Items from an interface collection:
=== Begin Enclosure ===
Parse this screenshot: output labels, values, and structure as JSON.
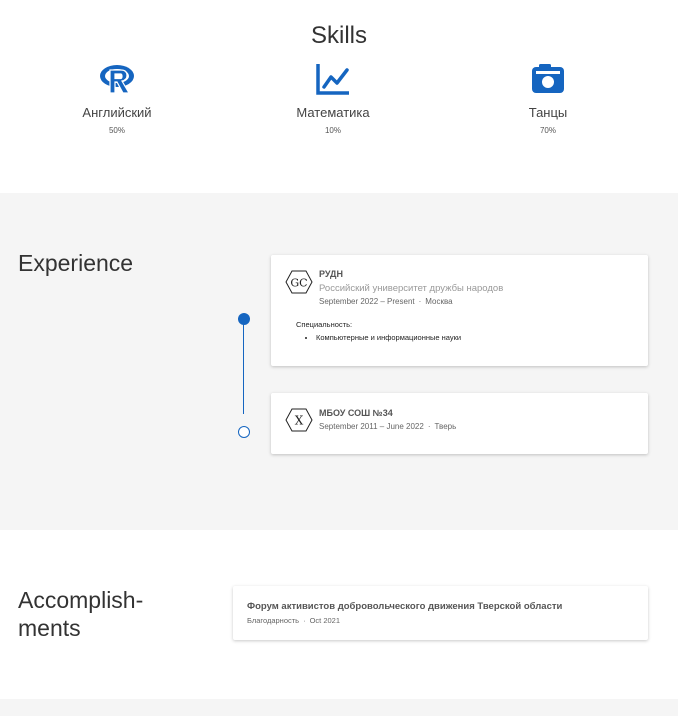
{
  "skills": {
    "title": "Skills",
    "items": [
      {
        "icon": "r-language-icon",
        "name": "Английский",
        "percent": "50%"
      },
      {
        "icon": "line-chart-icon",
        "name": "Математика",
        "percent": "10%"
      },
      {
        "icon": "camera-icon",
        "name": "Танцы",
        "percent": "70%"
      }
    ],
    "icon_color": "#1565c0"
  },
  "experience": {
    "title": "Experience",
    "accent_color": "#1565c0",
    "items": [
      {
        "logo_text": "GC",
        "org": "РУДН",
        "subtitle": "Российский университет дружбы народов",
        "dates": "September 2022 – Present",
        "location": "Москва",
        "spec_label": "Специальность:",
        "spec_items": [
          "Компьютерные и информационные науки"
        ]
      },
      {
        "logo_text": "X",
        "org": "МБОУ СОШ №34",
        "dates": "September 2011 – June 2022",
        "location": "Тверь"
      }
    ]
  },
  "accomplishments": {
    "title_line1": "Accomplish-",
    "title_line2": "ments",
    "items": [
      {
        "title": "Форум активистов добровольческого движения Тверской области",
        "type": "Благодарность",
        "date": "Oct 2021"
      }
    ]
  },
  "separator": "·"
}
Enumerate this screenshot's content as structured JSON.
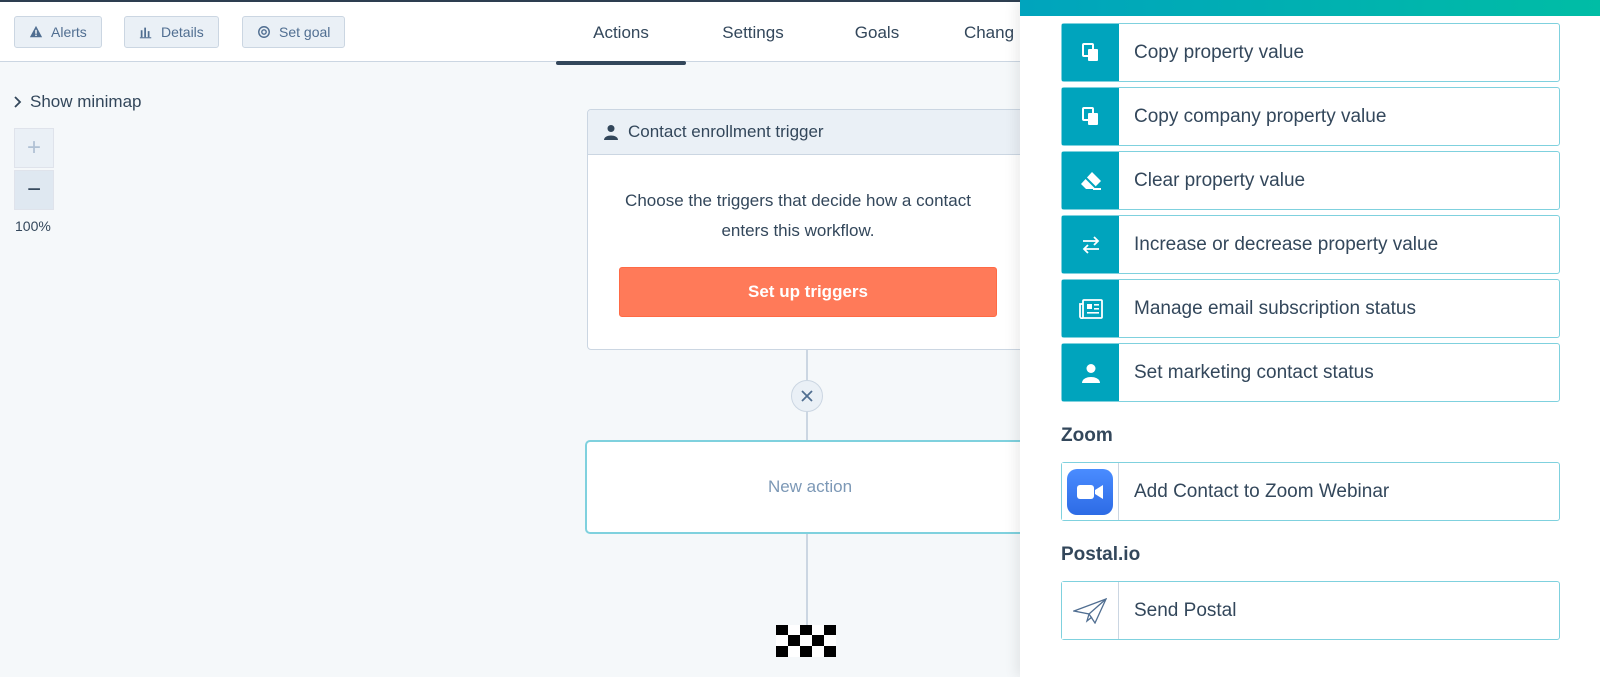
{
  "toolbar": {
    "alerts_label": "Alerts",
    "details_label": "Details",
    "set_goal_label": "Set goal"
  },
  "tabs": [
    {
      "label": "Actions",
      "active": true
    },
    {
      "label": "Settings",
      "active": false
    },
    {
      "label": "Goals",
      "active": false
    },
    {
      "label": "Chang",
      "active": false
    }
  ],
  "canvas": {
    "minimap_label": "Show minimap",
    "zoom_in_symbol": "+",
    "zoom_out_symbol": "−",
    "zoom_level": "100%",
    "trigger": {
      "title": "Contact enrollment trigger",
      "description": "Choose the triggers that decide how a contact enters this workflow.",
      "button_label": "Set up triggers"
    },
    "new_action_label": "New action"
  },
  "panel": {
    "actions": [
      {
        "label": "Copy property value",
        "icon": "copy-icon"
      },
      {
        "label": "Copy company property value",
        "icon": "copy-icon"
      },
      {
        "label": "Clear property value",
        "icon": "eraser-icon"
      },
      {
        "label": "Increase or decrease property value",
        "icon": "arrows-swap-icon"
      },
      {
        "label": "Manage email subscription status",
        "icon": "newsletter-icon"
      },
      {
        "label": "Set marketing contact status",
        "icon": "contact-icon"
      }
    ],
    "zoom_section": {
      "title": "Zoom",
      "action_label": "Add Contact to Zoom Webinar"
    },
    "postal_section": {
      "title": "Postal.io",
      "action_label": "Send Postal"
    }
  },
  "colors": {
    "accent_teal": "#00a4bd",
    "trigger_orange": "#ff7a59",
    "text_dark": "#33475b"
  }
}
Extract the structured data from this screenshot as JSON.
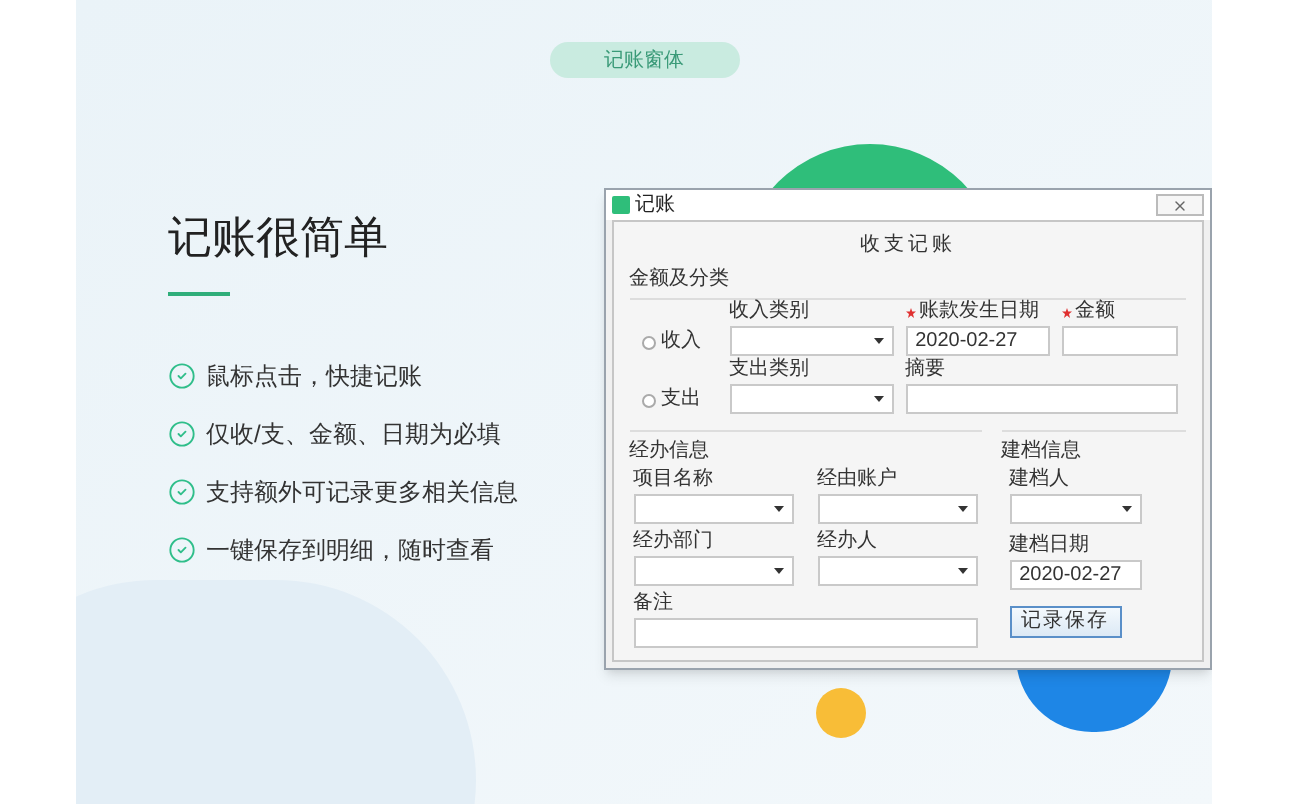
{
  "badge": "记账窗体",
  "headline": "记账很简单",
  "features": [
    "鼠标点击，快捷记账",
    "仅收/支、金额、日期为必填",
    "支持额外可记录更多相关信息",
    "一键保存到明细，随时查看"
  ],
  "dialog": {
    "title": "记账",
    "heading": "收支记账",
    "amount_section": {
      "title": "金额及分类",
      "rows": [
        {
          "radio": {
            "label": "收入",
            "selected": false
          },
          "fields": [
            {
              "kind": "select",
              "label": "收入类别",
              "required": false
            },
            {
              "kind": "text",
              "label": "账款发生日期",
              "required": true,
              "value": "2020-02-27"
            },
            {
              "kind": "text",
              "label": "金额",
              "required": true
            }
          ]
        },
        {
          "radio": {
            "label": "支出",
            "selected": false
          },
          "fields": [
            {
              "kind": "select",
              "label": "支出类别",
              "required": false
            },
            {
              "kind": "text",
              "label": "摘要",
              "required": false
            }
          ]
        }
      ]
    },
    "handling_section": {
      "title": "经办信息",
      "fields": [
        {
          "kind": "select",
          "label": "项目名称"
        },
        {
          "kind": "select",
          "label": "经由账户"
        },
        {
          "kind": "select",
          "label": "经办部门"
        },
        {
          "kind": "select",
          "label": "经办人"
        },
        {
          "kind": "text",
          "label": "备注"
        }
      ]
    },
    "archive_section": {
      "title": "建档信息",
      "fields": [
        {
          "kind": "select",
          "label": "建档人"
        },
        {
          "kind": "text",
          "label": "建档日期",
          "value": "2020-02-27"
        }
      ],
      "button": "记录保存"
    }
  }
}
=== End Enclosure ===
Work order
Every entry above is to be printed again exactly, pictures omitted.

Your solution
Parse this screenshot: output labels, values, and structure as JSON.
{
  "skills": {
    "title": "Skills",
    "items": [
      {
        "icon": "r-language-icon",
        "name": "Английский",
        "percent": "50%"
      },
      {
        "icon": "line-chart-icon",
        "name": "Математика",
        "percent": "10%"
      },
      {
        "icon": "camera-icon",
        "name": "Танцы",
        "percent": "70%"
      }
    ],
    "icon_color": "#1565c0"
  },
  "experience": {
    "title": "Experience",
    "accent_color": "#1565c0",
    "items": [
      {
        "logo_text": "GC",
        "org": "РУДН",
        "subtitle": "Российский университет дружбы народов",
        "dates": "September 2022 – Present",
        "location": "Москва",
        "spec_label": "Специальность:",
        "spec_items": [
          "Компьютерные и информационные науки"
        ]
      },
      {
        "logo_text": "X",
        "org": "МБОУ СОШ №34",
        "dates": "September 2011 – June 2022",
        "location": "Тверь"
      }
    ]
  },
  "accomplishments": {
    "title_line1": "Accomplish-",
    "title_line2": "ments",
    "items": [
      {
        "title": "Форум активистов добровольческого движения Тверской области",
        "type": "Благодарность",
        "date": "Oct 2021"
      }
    ]
  },
  "separator": "·"
}
Enumerate this screenshot's content as structured JSON.
{
  "toolbar": {
    "alerts_label": "Alerts",
    "details_label": "Details",
    "set_goal_label": "Set goal"
  },
  "tabs": [
    {
      "label": "Actions",
      "active": true
    },
    {
      "label": "Settings",
      "active": false
    },
    {
      "label": "Goals",
      "active": false
    },
    {
      "label": "Chang",
      "active": false
    }
  ],
  "canvas": {
    "minimap_label": "Show minimap",
    "zoom_in_symbol": "+",
    "zoom_out_symbol": "−",
    "zoom_level": "100%",
    "trigger": {
      "title": "Contact enrollment trigger",
      "description": "Choose the triggers that decide how a contact enters this workflow.",
      "button_label": "Set up triggers"
    },
    "new_action_label": "New action"
  },
  "panel": {
    "actions": [
      {
        "label": "Copy property value",
        "icon": "copy-icon"
      },
      {
        "label": "Copy company property value",
        "icon": "copy-icon"
      },
      {
        "label": "Clear property value",
        "icon": "eraser-icon"
      },
      {
        "label": "Increase or decrease property value",
        "icon": "arrows-swap-icon"
      },
      {
        "label": "Manage email subscription status",
        "icon": "newsletter-icon"
      },
      {
        "label": "Set marketing contact status",
        "icon": "contact-icon"
      }
    ],
    "zoom_section": {
      "title": "Zoom",
      "action_label": "Add Contact to Zoom Webinar"
    },
    "postal_section": {
      "title": "Postal.io",
      "action_label": "Send Postal"
    }
  },
  "colors": {
    "accent_teal": "#00a4bd",
    "trigger_orange": "#ff7a59",
    "text_dark": "#33475b"
  }
}
Extract the structured data from this screenshot as JSON.
{
  "badge": "记账窗体",
  "headline": "记账很简单",
  "features": [
    "鼠标点击，快捷记账",
    "仅收/支、金额、日期为必填",
    "支持额外可记录更多相关信息",
    "一键保存到明细，随时查看"
  ],
  "dialog": {
    "title": "记账",
    "heading": "收支记账",
    "amount_section": {
      "title": "金额及分类",
      "rows": [
        {
          "radio": {
            "label": "收入",
            "selected": false
          },
          "fields": [
            {
              "kind": "select",
              "label": "收入类别",
              "required": false
            },
            {
              "kind": "text",
              "label": "账款发生日期",
              "required": true,
              "value": "2020-02-27"
            },
            {
              "kind": "text",
              "label": "金额",
              "required": true
            }
          ]
        },
        {
          "radio": {
            "label": "支出",
            "selected": false
          },
          "fields": [
            {
              "kind": "select",
              "label": "支出类别",
              "required": false
            },
            {
              "kind": "text",
              "label": "摘要",
              "required": false
            }
          ]
        }
      ]
    },
    "handling_section": {
      "title": "经办信息",
      "fields": [
        {
          "kind": "select",
          "label": "项目名称"
        },
        {
          "kind": "select",
          "label": "经由账户"
        },
        {
          "kind": "select",
          "label": "经办部门"
        },
        {
          "kind": "select",
          "label": "经办人"
        },
        {
          "kind": "text",
          "label": "备注"
        }
      ]
    },
    "archive_section": {
      "title": "建档信息",
      "fields": [
        {
          "kind": "select",
          "label": "建档人"
        },
        {
          "kind": "text",
          "label": "建档日期",
          "value": "2020-02-27"
        }
      ],
      "button": "记录保存"
    }
  }
}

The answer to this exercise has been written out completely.